While I can admire, to an extent, physical prowess, and no one can deny that athletes spend interminable hours in training and practice, in the ultimate scheme of the universe they are but lowbrow entertainers who may have slightly longer appeal than last year’s bestsellers now on the clearance racks at Half Price. As history has proven, mental agility and intellectual genius possess much more staying power. Who can list any of the famous athletes who competed in the ancient Olympics? The annals of history have retained some of their names, but what do we truly know of their accomplishments? It is a different Greek festival, the Dionysia, that has left us with the celebrated names of Sophocles, Euripides, Aeschylus, and even the less refined Aristophanes, along with the written texts of their dramas, lasting monuments to human civilization.
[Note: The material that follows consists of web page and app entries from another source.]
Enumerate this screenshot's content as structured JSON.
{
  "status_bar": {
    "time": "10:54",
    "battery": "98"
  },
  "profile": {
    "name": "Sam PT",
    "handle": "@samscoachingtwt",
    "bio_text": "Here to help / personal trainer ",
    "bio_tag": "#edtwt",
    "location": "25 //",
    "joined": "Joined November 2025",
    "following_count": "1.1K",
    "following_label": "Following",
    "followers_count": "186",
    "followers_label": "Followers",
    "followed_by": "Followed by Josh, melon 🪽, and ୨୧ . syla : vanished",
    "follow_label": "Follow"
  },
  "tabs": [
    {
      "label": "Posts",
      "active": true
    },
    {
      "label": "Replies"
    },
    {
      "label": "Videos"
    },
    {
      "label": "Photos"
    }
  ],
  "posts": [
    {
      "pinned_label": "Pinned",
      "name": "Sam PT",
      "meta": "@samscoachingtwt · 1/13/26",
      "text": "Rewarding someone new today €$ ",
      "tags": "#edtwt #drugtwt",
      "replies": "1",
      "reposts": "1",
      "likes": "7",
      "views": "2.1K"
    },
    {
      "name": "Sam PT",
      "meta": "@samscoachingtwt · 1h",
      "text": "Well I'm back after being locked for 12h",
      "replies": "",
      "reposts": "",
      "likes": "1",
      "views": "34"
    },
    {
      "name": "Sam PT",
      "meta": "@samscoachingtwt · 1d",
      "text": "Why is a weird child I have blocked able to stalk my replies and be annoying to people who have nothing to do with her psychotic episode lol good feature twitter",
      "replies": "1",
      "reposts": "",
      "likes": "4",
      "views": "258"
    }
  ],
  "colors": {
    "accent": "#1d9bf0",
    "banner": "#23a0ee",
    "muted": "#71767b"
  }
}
The principles underlying the world of sports hearken back to the primitive barbarism of the past, an elementary order in which might is right, the race is to the swift, and the battle to the strong. Admittedly, the intricate tomes of rules that govern the modern sports game render it faintly more civilized than the gladiatorial death match, but both serve the same purpose: to entertain the masses through spectacles of athletic achievement and failure.
Perhaps I run the risk of waxing doomsday prophet-esque, but are sports, like the games held in the Circus and Colosseum during the decline of the Roman empire, a distraction that keeps us from recognizing the insidious and imminent degeneration of our society? Perhaps all of this ranting is naught but a ruse, a thinly veiled attempt to sublimate my envy of athletic talent and to mask my own lack of physical coordination with purple prose. Or perhaps this is an oblique missive to the husband, a cry of desperation: get off Fantasy and study your medicine books/finish the book I asked you to read three years ago, please.
Photo courtesy of HargroveGasLogs.com.